ABOUT THIS TASK: Across the records below, report how many lines include the word "true", stating the number alone.

↓

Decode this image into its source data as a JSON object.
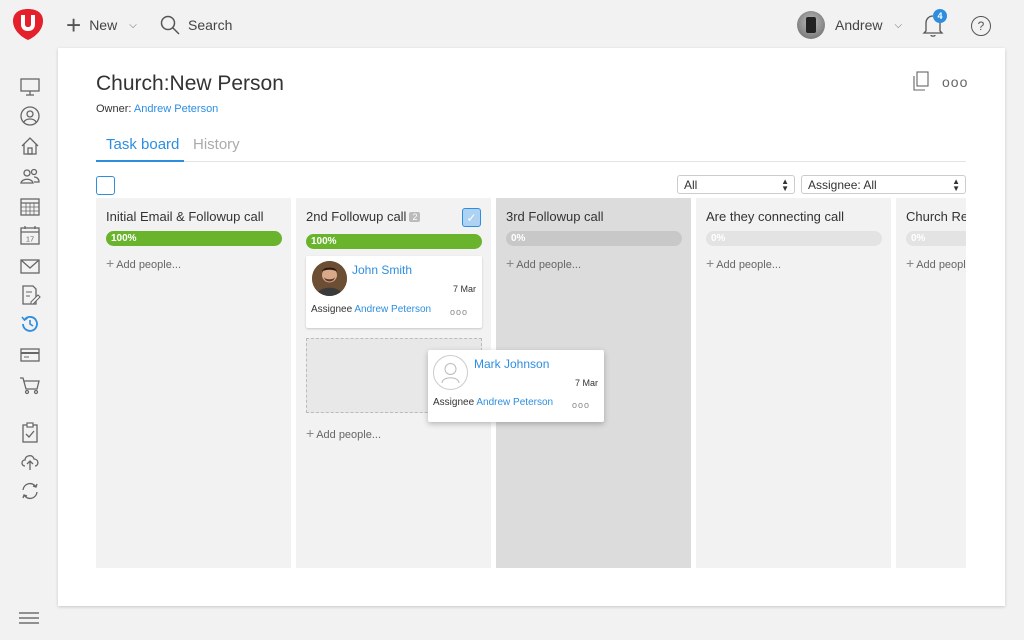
{
  "topbar": {
    "new_label": "New",
    "search_label": "Search",
    "user_name": "Andrew",
    "notification_count": "4",
    "help_label": "?"
  },
  "sidebar": {
    "icons": [
      "monitor-icon",
      "user-circle-icon",
      "home-icon",
      "people-icon",
      "calendar-grid-icon",
      "calendar-day-icon",
      "mail-icon",
      "form-icon",
      "history-icon",
      "credit-card-icon",
      "cart-icon",
      "clipboard-icon",
      "upload-cloud-icon",
      "sync-icon"
    ],
    "calendar_day": "17"
  },
  "page": {
    "title": "Church:New Person",
    "owner_label": "Owner:",
    "owner_name": "Andrew Peterson",
    "more_label": "ooo"
  },
  "tabs": [
    {
      "label": "Task board",
      "active": true
    },
    {
      "label": "History",
      "active": false
    }
  ],
  "filters": {
    "status": "All",
    "assignee": "Assignee: All"
  },
  "board": {
    "add_people_label": "Add people...",
    "columns": [
      {
        "title": "Initial Email & Followup call",
        "progress": "100%",
        "progress_value": 100
      },
      {
        "title": "2nd Followup call",
        "count": "2",
        "progress": "100%",
        "progress_value": 100
      },
      {
        "title": "3rd Followup call",
        "progress": "0%",
        "progress_value": 0
      },
      {
        "title": "Are they connecting call",
        "progress": "0%",
        "progress_value": 0
      },
      {
        "title": "Church Re",
        "progress": "0%",
        "progress_value": 0
      }
    ],
    "cards": [
      {
        "name": "John Smith",
        "date": "7 Mar",
        "assignee_label": "Assignee",
        "assignee": "Andrew Peterson",
        "more": "ooo"
      },
      {
        "name": "Mark Johnson",
        "date": "7 Mar",
        "assignee_label": "Assignee",
        "assignee": "Andrew Peterson",
        "more": "ooo"
      }
    ]
  },
  "colors": {
    "accent": "#2d8ee0",
    "logo": "#e3202b",
    "progress_done": "#6ab42d",
    "progress_empty": "#e3e3e3"
  }
}
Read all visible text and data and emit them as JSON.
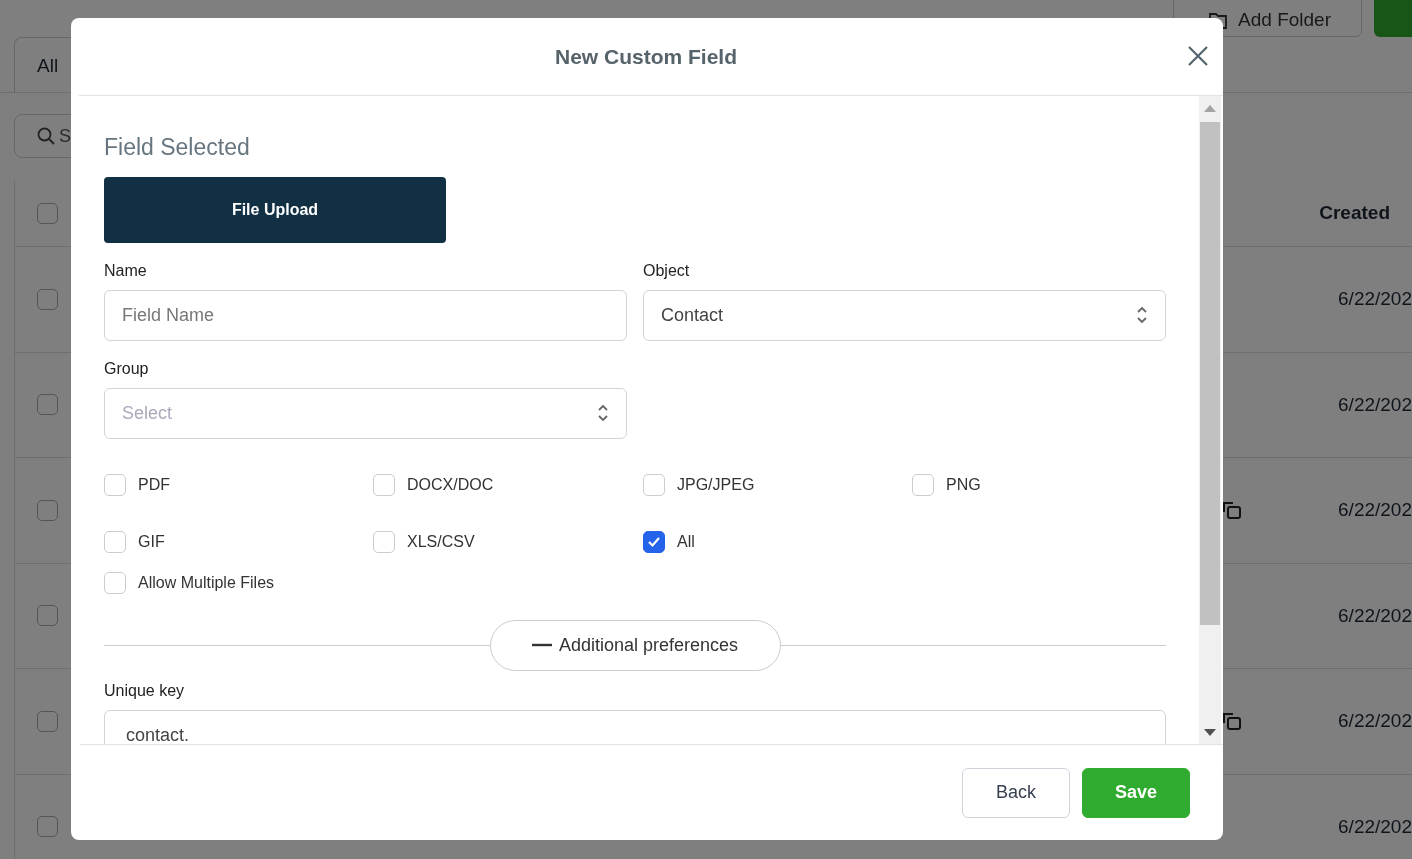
{
  "background": {
    "tab": "All",
    "add_folder_button": "Add Folder",
    "search_placeholder": "S",
    "column_header": "Created",
    "header_checked": false,
    "rows": [
      {
        "date": "6/22/202",
        "copy_icon": false,
        "checked": false
      },
      {
        "date": "6/22/202",
        "copy_icon": false,
        "checked": false
      },
      {
        "date": "6/22/202",
        "copy_icon": true,
        "checked": false
      },
      {
        "date": "6/22/202",
        "copy_icon": false,
        "checked": false
      },
      {
        "date": "6/22/202",
        "copy_icon": true,
        "checked": false
      },
      {
        "date": "6/22/202",
        "copy_icon": false,
        "checked": false
      }
    ]
  },
  "modal": {
    "title": "New Custom Field",
    "field_selected_label": "Field Selected",
    "field_type_button": "File Upload",
    "name": {
      "label": "Name",
      "placeholder": "Field Name"
    },
    "object": {
      "label": "Object",
      "value": "Contact"
    },
    "group": {
      "label": "Group",
      "placeholder": "Select"
    },
    "file_types": [
      {
        "label": "PDF",
        "checked": false
      },
      {
        "label": "DOCX/DOC",
        "checked": false
      },
      {
        "label": "JPG/JPEG",
        "checked": false
      },
      {
        "label": "PNG",
        "checked": false
      },
      {
        "label": "GIF",
        "checked": false
      },
      {
        "label": "XLS/CSV",
        "checked": false
      },
      {
        "label": "All",
        "checked": true
      }
    ],
    "allow_multiple": {
      "label": "Allow Multiple Files",
      "checked": false
    },
    "additional_preferences": {
      "label": "Additional preferences",
      "expanded": true
    },
    "unique_key": {
      "label": "Unique key",
      "value": "contact."
    },
    "buttons": [
      {
        "label": "Back",
        "kind": "secondary"
      },
      {
        "label": "Save",
        "kind": "primary"
      }
    ]
  }
}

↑

SOLUTION FOR THIS EXERCISE: 5